Julie Lythcott-Haims is the seventh generation of her family to grow up in the United States.  And yet, she is still asked, over and over: “Where are you really from?” She responds eloquently in her new memoir: “Real American.”

It tells a life story of being biracial in a society where people are exceedingly quick to classify and label by ethnicity. Lythcott-Haims is in Atlanta for a book signing and conversation with Beverly Daniel Tatum at the Margaret Mitchell House at 7 p.m., January 30. She joins us in the studio.


Julie Lythcott-Haims talks about racial identity as she's lived it.

Interview Highlights 

Adam Ragusea: Tell me about your title “Real American”. That’s a phrase that has entered public discourse in many ways in recent years.


Julie Lythcott-Haims: Many years ago politicians on the right started using that term “real Americans” to describe a segment of Americans that they felt their message was applicable to, and every time I heard that term “real American”, I knew they weren't talking about me. Folks like me, people of color, people presumed to have gotten here the wrong way. So I wanted to reclaim that term for all of us who are presumed not to be fully American, but the other reason I chose that term is because I am descended from a slave named Silvie who lived in Charleston in the late 1700s. Although the Constitution made her three fifths of a person, she is my great great great great grandmother. They didn't consider her human, but she knew she was here and she made me a “real American”.

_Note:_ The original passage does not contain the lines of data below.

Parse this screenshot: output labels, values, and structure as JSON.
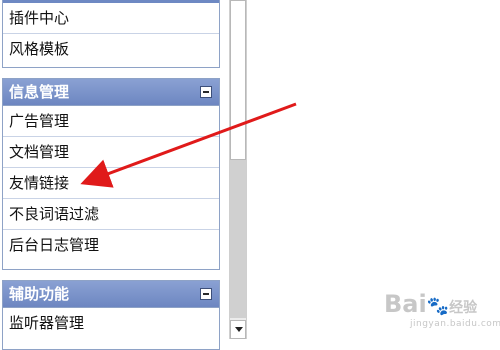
{
  "sidebar": {
    "panels": [
      {
        "items": [
          {
            "label": "插件中心"
          },
          {
            "label": "风格模板"
          }
        ]
      },
      {
        "title": "信息管理",
        "items": [
          {
            "label": "广告管理"
          },
          {
            "label": "文档管理"
          },
          {
            "label": "友情链接"
          },
          {
            "label": "不良词语过滤"
          },
          {
            "label": "后台日志管理"
          }
        ]
      },
      {
        "title": "辅助功能",
        "items": [
          {
            "label": "监听器管理"
          }
        ]
      }
    ]
  },
  "annotation": {
    "arrow_color": "#e01a1a",
    "target": "友情链接"
  },
  "watermark": {
    "logo_text": "Bai",
    "logo_suffix": "经验",
    "url": "jingyan.baidu.com"
  },
  "colors": {
    "panel_header": "#6d86c1",
    "panel_border": "#8ea2c6",
    "arrow": "#e01a1a"
  }
}
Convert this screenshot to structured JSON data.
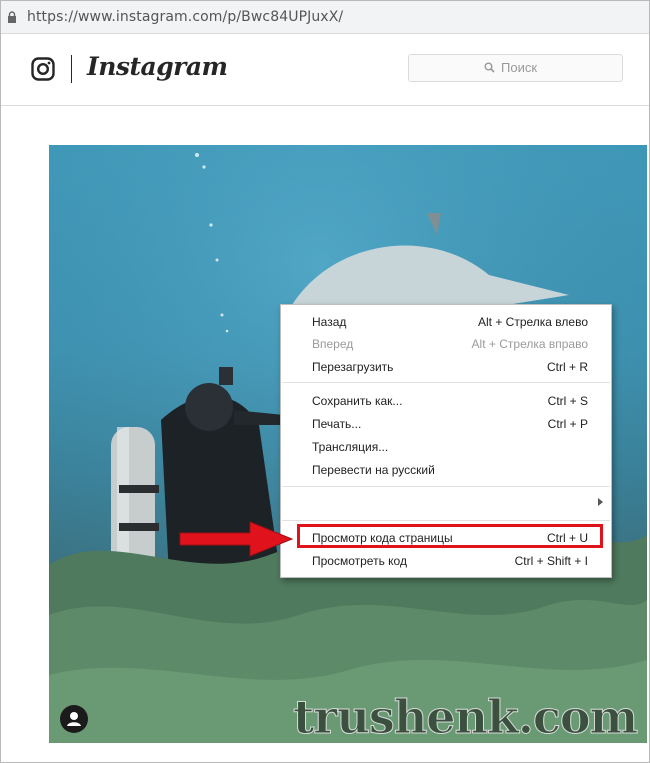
{
  "browser": {
    "url": "https://www.instagram.com/p/Bwc84UPJuxX/"
  },
  "instagram": {
    "logo_text": "Instagram",
    "search_placeholder": "Поиск"
  },
  "context_menu": {
    "items": [
      {
        "label": "Назад",
        "shortcut": "Alt + Стрелка влево",
        "disabled": false
      },
      {
        "label": "Вперед",
        "shortcut": "Alt + Стрелка вправо",
        "disabled": true
      },
      {
        "label": "Перезагрузить",
        "shortcut": "Ctrl + R",
        "disabled": false
      },
      {
        "label": "Сохранить как...",
        "shortcut": "Ctrl + S",
        "disabled": false
      },
      {
        "label": "Печать...",
        "shortcut": "Ctrl + P",
        "disabled": false
      },
      {
        "label": "Трансляция...",
        "shortcut": "",
        "disabled": false
      },
      {
        "label": "Перевести на русский",
        "shortcut": "",
        "disabled": false
      },
      {
        "label": "",
        "shortcut": "",
        "disabled": false
      },
      {
        "label": "Просмотр кода страницы",
        "shortcut": "Ctrl + U",
        "disabled": false
      },
      {
        "label": "Просмотреть код",
        "shortcut": "Ctrl + Shift + I",
        "disabled": false
      }
    ]
  },
  "watermark": "trushenk.com",
  "colors": {
    "highlight": "#e0131c",
    "arrow": "#e0131c"
  }
}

Ragusea: In your book you talk about being the one person in your neighborhood that looked like you and that led to issues. Tell us about that.

Lythcott-Haims: I mean these are the issues we refer to as “micro aggressions” in today's lexicon. I think in some ways my book in collecting up the various micro aggressions I chose to put in here, which is by no means everything I experienced, I hope I've created a trail of breadcrumbs that leads to this conclusion that “Whoa, in the aggregate, “microaggressions” really distort a person's sense of self and make one contort themselves to try never to be called that N-word again as happened to me when I was in my all white high school serving as a student council president. And on my 17th birthday someone chose to write the N-word on my locker.

Ragusea: That strikes me as a “macro aggression”?

Lythcott-Haims: But I didn't tell anybody Adam because I was ashamed. I knew I was the only black person in my school. I sort of felt that racism had burrowed so into my psyche, that I felt that my job now is to pretend this never happened and to try to be the black person that white people will never call the N-word. So I spent the next twenty-five years performing in a way that I hoped would result in no more scrutiny or judgment or loathing or hatred coming from white folks. I think the point of this book in the aggregate showing all these “microaggressions” in the life of someone who is middle and then upper middle class and highly educated is that racism is agnostic to class.


Tags: race  racism  Atlanta  Georgia